### Dataset
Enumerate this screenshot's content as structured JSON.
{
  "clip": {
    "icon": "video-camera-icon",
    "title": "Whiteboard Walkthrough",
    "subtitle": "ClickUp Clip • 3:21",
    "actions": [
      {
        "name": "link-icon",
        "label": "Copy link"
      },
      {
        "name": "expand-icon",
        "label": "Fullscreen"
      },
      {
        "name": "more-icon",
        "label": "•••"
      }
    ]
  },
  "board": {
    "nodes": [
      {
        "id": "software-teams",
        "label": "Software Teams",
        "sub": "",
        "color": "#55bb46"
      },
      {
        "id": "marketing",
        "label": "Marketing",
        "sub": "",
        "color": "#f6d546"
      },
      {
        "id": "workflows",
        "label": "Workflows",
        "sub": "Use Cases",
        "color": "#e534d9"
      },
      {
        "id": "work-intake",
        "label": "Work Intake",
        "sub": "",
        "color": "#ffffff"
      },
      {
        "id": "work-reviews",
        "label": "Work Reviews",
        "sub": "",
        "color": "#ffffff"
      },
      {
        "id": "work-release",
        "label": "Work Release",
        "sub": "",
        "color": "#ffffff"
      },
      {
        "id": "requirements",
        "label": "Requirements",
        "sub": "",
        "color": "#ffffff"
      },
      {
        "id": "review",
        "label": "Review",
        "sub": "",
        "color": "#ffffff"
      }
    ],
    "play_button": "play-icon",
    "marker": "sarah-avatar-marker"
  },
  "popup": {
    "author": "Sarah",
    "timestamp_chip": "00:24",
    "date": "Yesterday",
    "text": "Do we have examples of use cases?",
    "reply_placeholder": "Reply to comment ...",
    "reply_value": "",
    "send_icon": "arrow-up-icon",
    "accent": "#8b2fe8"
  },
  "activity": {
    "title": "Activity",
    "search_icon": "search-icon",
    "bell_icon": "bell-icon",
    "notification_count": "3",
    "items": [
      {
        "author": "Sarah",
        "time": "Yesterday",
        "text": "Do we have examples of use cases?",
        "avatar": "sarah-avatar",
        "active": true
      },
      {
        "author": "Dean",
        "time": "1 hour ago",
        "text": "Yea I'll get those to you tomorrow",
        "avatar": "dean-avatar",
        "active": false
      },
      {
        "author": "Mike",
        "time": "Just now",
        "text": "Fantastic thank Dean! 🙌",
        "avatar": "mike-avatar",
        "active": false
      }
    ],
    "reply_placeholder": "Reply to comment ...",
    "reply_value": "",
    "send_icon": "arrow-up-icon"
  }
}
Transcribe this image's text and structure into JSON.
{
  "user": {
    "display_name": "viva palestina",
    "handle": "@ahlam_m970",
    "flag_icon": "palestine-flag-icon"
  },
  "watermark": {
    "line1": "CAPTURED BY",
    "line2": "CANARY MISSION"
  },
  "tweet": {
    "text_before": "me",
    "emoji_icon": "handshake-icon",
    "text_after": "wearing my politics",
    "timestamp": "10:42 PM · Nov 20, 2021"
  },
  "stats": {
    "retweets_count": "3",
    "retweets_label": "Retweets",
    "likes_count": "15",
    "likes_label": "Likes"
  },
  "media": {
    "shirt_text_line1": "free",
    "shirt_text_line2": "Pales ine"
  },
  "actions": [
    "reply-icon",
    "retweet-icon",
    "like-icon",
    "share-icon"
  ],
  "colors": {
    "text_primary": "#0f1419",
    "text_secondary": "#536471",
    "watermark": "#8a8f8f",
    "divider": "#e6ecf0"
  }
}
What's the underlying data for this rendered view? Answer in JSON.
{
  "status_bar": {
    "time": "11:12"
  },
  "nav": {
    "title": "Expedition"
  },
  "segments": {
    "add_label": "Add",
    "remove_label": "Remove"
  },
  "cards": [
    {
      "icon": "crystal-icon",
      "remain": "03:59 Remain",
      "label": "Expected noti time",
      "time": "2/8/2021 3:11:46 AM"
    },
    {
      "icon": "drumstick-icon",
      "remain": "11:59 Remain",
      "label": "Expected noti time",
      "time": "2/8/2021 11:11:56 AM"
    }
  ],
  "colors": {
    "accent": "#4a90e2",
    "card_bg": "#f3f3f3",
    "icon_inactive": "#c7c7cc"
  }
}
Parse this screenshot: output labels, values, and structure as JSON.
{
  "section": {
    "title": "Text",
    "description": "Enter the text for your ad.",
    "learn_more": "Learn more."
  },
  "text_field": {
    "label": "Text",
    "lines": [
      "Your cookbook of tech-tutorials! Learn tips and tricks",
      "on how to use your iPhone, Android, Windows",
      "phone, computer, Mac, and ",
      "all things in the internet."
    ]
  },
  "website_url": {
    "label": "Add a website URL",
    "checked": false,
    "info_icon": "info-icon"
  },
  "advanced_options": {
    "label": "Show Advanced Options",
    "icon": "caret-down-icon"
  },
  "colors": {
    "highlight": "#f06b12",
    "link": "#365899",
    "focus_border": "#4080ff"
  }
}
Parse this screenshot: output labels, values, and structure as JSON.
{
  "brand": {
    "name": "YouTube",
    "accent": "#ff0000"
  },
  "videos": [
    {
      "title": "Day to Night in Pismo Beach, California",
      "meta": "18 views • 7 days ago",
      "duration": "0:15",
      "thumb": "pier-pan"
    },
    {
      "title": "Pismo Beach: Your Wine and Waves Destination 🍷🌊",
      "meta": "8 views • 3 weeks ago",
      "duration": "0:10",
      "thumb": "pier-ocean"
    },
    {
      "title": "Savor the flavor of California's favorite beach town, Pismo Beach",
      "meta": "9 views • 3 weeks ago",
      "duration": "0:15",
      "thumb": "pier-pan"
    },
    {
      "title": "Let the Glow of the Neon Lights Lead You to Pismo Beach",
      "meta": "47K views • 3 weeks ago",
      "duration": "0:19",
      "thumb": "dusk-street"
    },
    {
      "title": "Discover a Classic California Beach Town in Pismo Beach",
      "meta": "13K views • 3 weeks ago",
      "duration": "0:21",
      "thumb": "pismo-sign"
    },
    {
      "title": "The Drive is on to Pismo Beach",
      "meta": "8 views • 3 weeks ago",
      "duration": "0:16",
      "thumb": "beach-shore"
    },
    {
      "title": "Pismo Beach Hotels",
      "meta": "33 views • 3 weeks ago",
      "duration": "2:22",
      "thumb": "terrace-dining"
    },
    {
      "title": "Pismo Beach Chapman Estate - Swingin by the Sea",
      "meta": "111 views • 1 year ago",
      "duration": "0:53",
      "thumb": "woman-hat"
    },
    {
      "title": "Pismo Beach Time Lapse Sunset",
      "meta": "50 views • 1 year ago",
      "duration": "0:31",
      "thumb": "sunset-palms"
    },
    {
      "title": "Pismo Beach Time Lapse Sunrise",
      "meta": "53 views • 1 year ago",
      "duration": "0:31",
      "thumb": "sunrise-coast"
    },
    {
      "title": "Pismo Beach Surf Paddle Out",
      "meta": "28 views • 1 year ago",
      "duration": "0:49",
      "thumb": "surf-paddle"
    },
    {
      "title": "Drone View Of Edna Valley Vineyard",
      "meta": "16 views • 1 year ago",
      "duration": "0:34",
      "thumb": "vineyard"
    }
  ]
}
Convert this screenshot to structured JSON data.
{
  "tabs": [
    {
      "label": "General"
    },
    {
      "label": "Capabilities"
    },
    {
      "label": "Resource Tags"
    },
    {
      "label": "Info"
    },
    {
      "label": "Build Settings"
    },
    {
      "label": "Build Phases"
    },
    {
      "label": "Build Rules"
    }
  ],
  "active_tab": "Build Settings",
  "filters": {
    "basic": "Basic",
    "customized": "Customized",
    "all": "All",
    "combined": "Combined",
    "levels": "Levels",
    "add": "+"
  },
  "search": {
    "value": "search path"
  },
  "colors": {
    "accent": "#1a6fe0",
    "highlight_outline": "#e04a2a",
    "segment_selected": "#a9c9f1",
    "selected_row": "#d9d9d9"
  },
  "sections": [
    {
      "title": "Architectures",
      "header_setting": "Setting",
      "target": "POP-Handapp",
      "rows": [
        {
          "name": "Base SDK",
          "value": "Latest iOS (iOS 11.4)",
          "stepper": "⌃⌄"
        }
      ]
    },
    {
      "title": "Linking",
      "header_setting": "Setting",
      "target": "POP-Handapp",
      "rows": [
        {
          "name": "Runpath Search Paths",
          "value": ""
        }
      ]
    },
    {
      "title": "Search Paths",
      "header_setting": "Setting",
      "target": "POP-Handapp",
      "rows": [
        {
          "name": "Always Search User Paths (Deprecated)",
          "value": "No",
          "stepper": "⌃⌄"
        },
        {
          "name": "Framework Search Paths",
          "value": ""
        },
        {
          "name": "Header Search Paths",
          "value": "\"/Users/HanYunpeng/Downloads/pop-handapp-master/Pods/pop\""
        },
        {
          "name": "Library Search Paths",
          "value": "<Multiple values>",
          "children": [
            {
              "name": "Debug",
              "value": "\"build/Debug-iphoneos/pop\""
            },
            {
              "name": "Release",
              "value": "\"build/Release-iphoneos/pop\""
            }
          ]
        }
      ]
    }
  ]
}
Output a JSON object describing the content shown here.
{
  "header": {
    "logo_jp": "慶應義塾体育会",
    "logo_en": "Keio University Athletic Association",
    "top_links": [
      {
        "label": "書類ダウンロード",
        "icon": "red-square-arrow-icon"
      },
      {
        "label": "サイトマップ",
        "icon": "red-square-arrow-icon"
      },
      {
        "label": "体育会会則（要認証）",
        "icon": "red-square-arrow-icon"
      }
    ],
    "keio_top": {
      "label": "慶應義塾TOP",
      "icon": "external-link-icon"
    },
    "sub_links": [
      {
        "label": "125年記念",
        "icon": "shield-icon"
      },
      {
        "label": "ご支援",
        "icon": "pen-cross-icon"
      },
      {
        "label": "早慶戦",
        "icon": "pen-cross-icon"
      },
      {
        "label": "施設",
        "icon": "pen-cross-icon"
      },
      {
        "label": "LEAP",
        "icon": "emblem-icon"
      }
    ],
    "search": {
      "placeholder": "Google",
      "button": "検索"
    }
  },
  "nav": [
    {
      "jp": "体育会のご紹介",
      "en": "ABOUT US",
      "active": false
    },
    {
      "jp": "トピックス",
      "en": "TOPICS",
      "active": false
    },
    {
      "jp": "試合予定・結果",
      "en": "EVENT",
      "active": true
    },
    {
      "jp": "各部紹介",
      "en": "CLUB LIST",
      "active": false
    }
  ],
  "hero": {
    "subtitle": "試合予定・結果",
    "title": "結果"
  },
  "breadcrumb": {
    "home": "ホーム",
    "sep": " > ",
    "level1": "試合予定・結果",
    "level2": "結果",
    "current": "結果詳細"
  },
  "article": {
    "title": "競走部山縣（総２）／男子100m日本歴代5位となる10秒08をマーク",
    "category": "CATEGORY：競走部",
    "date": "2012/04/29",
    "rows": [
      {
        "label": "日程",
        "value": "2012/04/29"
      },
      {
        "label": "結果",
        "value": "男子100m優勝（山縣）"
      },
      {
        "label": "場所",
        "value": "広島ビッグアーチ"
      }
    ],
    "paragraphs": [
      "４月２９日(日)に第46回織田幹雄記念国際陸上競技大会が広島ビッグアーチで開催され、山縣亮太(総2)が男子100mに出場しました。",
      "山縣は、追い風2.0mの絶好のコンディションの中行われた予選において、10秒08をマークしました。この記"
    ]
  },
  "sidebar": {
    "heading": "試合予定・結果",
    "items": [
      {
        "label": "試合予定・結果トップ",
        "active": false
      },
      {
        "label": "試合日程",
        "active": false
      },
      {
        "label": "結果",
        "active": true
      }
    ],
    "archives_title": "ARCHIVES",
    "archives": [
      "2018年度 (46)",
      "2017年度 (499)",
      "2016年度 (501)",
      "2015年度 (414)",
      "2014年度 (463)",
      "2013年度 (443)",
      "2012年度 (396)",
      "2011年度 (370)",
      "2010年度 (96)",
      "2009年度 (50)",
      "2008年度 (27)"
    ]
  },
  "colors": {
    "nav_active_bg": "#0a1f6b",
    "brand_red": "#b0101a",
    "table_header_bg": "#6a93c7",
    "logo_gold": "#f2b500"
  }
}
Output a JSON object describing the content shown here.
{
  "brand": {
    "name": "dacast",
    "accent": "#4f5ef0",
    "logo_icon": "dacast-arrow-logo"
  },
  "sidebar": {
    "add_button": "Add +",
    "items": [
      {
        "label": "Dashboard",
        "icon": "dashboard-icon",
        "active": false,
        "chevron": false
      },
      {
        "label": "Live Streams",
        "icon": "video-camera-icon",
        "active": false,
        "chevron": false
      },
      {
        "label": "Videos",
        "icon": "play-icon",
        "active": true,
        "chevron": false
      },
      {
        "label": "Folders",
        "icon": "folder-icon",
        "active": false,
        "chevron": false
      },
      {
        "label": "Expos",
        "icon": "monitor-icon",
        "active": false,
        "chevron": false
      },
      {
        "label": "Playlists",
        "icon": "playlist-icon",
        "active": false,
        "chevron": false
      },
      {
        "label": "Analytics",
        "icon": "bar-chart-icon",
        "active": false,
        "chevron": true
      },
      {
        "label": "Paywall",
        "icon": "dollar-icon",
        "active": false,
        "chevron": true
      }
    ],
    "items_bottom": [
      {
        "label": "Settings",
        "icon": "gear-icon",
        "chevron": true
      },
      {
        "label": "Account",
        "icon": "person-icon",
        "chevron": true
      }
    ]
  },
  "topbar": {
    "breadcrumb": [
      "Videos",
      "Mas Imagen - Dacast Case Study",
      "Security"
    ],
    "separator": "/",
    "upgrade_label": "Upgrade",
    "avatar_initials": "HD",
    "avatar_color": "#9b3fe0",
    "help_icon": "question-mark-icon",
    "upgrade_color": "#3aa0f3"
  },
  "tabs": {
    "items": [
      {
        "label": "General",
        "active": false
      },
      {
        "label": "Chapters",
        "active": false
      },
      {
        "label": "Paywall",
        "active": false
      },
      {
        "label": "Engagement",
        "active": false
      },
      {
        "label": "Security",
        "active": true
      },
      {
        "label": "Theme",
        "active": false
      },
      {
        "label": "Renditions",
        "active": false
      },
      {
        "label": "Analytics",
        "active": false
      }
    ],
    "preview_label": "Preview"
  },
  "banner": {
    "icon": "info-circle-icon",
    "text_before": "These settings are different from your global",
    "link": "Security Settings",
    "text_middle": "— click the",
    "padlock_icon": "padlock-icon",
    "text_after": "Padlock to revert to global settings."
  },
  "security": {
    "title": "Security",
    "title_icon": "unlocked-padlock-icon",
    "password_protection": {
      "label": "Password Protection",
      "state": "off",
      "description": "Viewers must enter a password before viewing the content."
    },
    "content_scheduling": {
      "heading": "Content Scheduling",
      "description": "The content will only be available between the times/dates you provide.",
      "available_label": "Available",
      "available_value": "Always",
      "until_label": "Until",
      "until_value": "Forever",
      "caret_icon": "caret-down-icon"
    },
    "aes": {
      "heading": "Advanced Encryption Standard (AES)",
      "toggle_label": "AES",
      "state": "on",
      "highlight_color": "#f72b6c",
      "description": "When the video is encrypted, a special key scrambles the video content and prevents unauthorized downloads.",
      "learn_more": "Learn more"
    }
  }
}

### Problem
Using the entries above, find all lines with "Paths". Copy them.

### The answer
          "name": "Runpath Search Paths",
      "title": "Search Paths",
          "name": "Always Search User Paths (Deprecated)",
          "name": "Framework Search Paths",
          "name": "Header Search Paths",
          "name": "Library Search Paths",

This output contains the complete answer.